Data visualization: Making sense of our complex world

Signal Noise works across a number of sectors and for clients with different backgrounds.

The philosophy of the company is to simplify, beautify and be user friendly, by adding clarity, using design methodologies that are intuitive and engaging and making sure the solution has value.

The results can be illuminating and surprising. Data privacy does not obviously lend itself towards being graphically represented. However, when an overview of data breaches and accidental losses is brought together in one image, the results are impressive. Another example is the amount of words spoken in Hollywood movies by gender. The results are shockingly imbalanced.

One company working with Signal Noise was a telematics provider, with huge amounts of data it wanted to process into a simple scoring system to identify better drivers. The final graphic was presented in three dimensions and overlaid with Google Maps, featuring actual crashes, risk scores and fault detection. Other projects have demonstrated the level of gentrification in neighbourhoods through data such as proximity of fried chicken outlets. Gentrification can even be mapped and stratified, pioneering gentrification, expanding and mature gentrification. On the other side of the coin, one can identify regions of greater deprivation; and even speculate where riots might occur. There is even an element that can be meshed into future expectations, for example what might occur if a new underground station is built.

One challenging project involved designing a graphic illustration of a company's online security. It morphed into a visualisation of the whole company, so that, if there was an ISP outage for any reason, it could be tracked and the likely effects assessed over the organisation. Rather than digging out an old org chart or IT documents, the visualisation is a living capture of the security system.

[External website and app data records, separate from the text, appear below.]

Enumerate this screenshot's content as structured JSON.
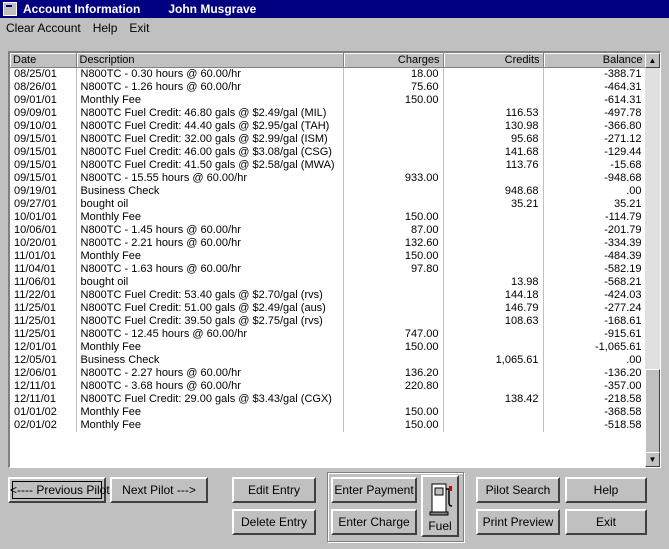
{
  "window": {
    "title": "Account Information",
    "user": "John Musgrave"
  },
  "menu": [
    "Clear Account",
    "Help",
    "Exit"
  ],
  "columns": [
    "Date",
    "Description",
    "Charges",
    "Credits",
    "Balance"
  ],
  "rows": [
    [
      "08/25/01",
      "N800TC - 0.30 hours @ 60.00/hr",
      "18.00",
      "",
      "-388.71"
    ],
    [
      "08/26/01",
      "N800TC - 1.26 hours @ 60.00/hr",
      "75.60",
      "",
      "-464.31"
    ],
    [
      "09/01/01",
      "Monthly Fee",
      "150.00",
      "",
      "-614.31"
    ],
    [
      "09/09/01",
      "N800TC Fuel Credit: 46.80 gals @ $2.49/gal (MIL)",
      "",
      "116.53",
      "-497.78"
    ],
    [
      "09/10/01",
      "N800TC Fuel Credit: 44.40 gals @ $2.95/gal (TAH)",
      "",
      "130.98",
      "-366.80"
    ],
    [
      "09/15/01",
      "N800TC Fuel Credit: 32.00 gals @ $2.99/gal (ISM)",
      "",
      "95.68",
      "-271.12"
    ],
    [
      "09/15/01",
      "N800TC Fuel Credit: 46.00 gals @ $3.08/gal (CSG)",
      "",
      "141.68",
      "-129.44"
    ],
    [
      "09/15/01",
      "N800TC Fuel Credit: 41.50 gals @ $2.58/gal (MWA)",
      "",
      "113.76",
      "-15.68"
    ],
    [
      "09/15/01",
      "N800TC - 15.55 hours @ 60.00/hr",
      "933.00",
      "",
      "-948.68"
    ],
    [
      "09/19/01",
      "Business Check",
      "",
      "948.68",
      ".00"
    ],
    [
      "09/27/01",
      "bought oil",
      "",
      "35.21",
      "35.21"
    ],
    [
      "10/01/01",
      "Monthly Fee",
      "150.00",
      "",
      "-114.79"
    ],
    [
      "10/06/01",
      "N800TC - 1.45 hours @ 60.00/hr",
      "87.00",
      "",
      "-201.79"
    ],
    [
      "10/20/01",
      "N800TC - 2.21 hours @ 60.00/hr",
      "132.60",
      "",
      "-334.39"
    ],
    [
      "11/01/01",
      "Monthly Fee",
      "150.00",
      "",
      "-484.39"
    ],
    [
      "11/04/01",
      "N800TC - 1.63 hours @ 60.00/hr",
      "97.80",
      "",
      "-582.19"
    ],
    [
      "11/06/01",
      "bought oil",
      "",
      "13.98",
      "-568.21"
    ],
    [
      "11/22/01",
      "N800TC Fuel Credit: 53.40 gals @ $2.70/gal (rvs)",
      "",
      "144.18",
      "-424.03"
    ],
    [
      "11/25/01",
      "N800TC Fuel Credit: 51.00 gals @ $2.49/gal (aus)",
      "",
      "146.79",
      "-277.24"
    ],
    [
      "11/25/01",
      "N800TC Fuel Credit: 39.50 gals @ $2.75/gal (rvs)",
      "",
      "108.63",
      "-168.61"
    ],
    [
      "11/25/01",
      "N800TC - 12.45 hours @ 60.00/hr",
      "747.00",
      "",
      "-915.61"
    ],
    [
      "12/01/01",
      "Monthly Fee",
      "150.00",
      "",
      "-1,065.61"
    ],
    [
      "12/05/01",
      "Business Check",
      "",
      "1,065.61",
      ".00"
    ],
    [
      "12/06/01",
      "N800TC - 2.27 hours @ 60.00/hr",
      "136.20",
      "",
      "-136.20"
    ],
    [
      "12/11/01",
      "N800TC - 3.68 hours @ 60.00/hr",
      "220.80",
      "",
      "-357.00"
    ],
    [
      "12/11/01",
      "N800TC Fuel Credit: 29.00 gals @ $3.43/gal (CGX)",
      "",
      "138.42",
      "-218.58"
    ],
    [
      "01/01/02",
      "Monthly Fee",
      "150.00",
      "",
      "-368.58"
    ],
    [
      "02/01/02",
      "Monthly Fee",
      "150.00",
      "",
      "-518.58"
    ]
  ],
  "buttons": {
    "prev_pilot": "<---- Previous Pilot",
    "next_pilot": "Next Pilot --->",
    "edit_entry": "Edit Entry",
    "delete_entry": "Delete Entry",
    "enter_payment": "Enter Payment",
    "enter_charge": "Enter Charge",
    "fuel": "Fuel",
    "pilot_search": "Pilot Search",
    "print_preview": "Print Preview",
    "help": "Help",
    "exit": "Exit"
  }
}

Lastly, this approach to data can be mapped to individual health scores and profiles, building on the Biovotion spiral. This allows the ability to picture clearly an individual's health and fitness data in a way that best meets their particular needs; and which captures the many data points a wearable can produce in a comprehensible and intuitive diagram. This builds on a platform, through which insurers can effectively interact with their clients and the basis for solid engagement.


Summary of Hem Patel and Christian Thümer's presentation at the Centre's Health monitoring event in December 2017. Hem and Christian are both Co-Founder and Partner of Signal Noise. Summary by Simon Woodward.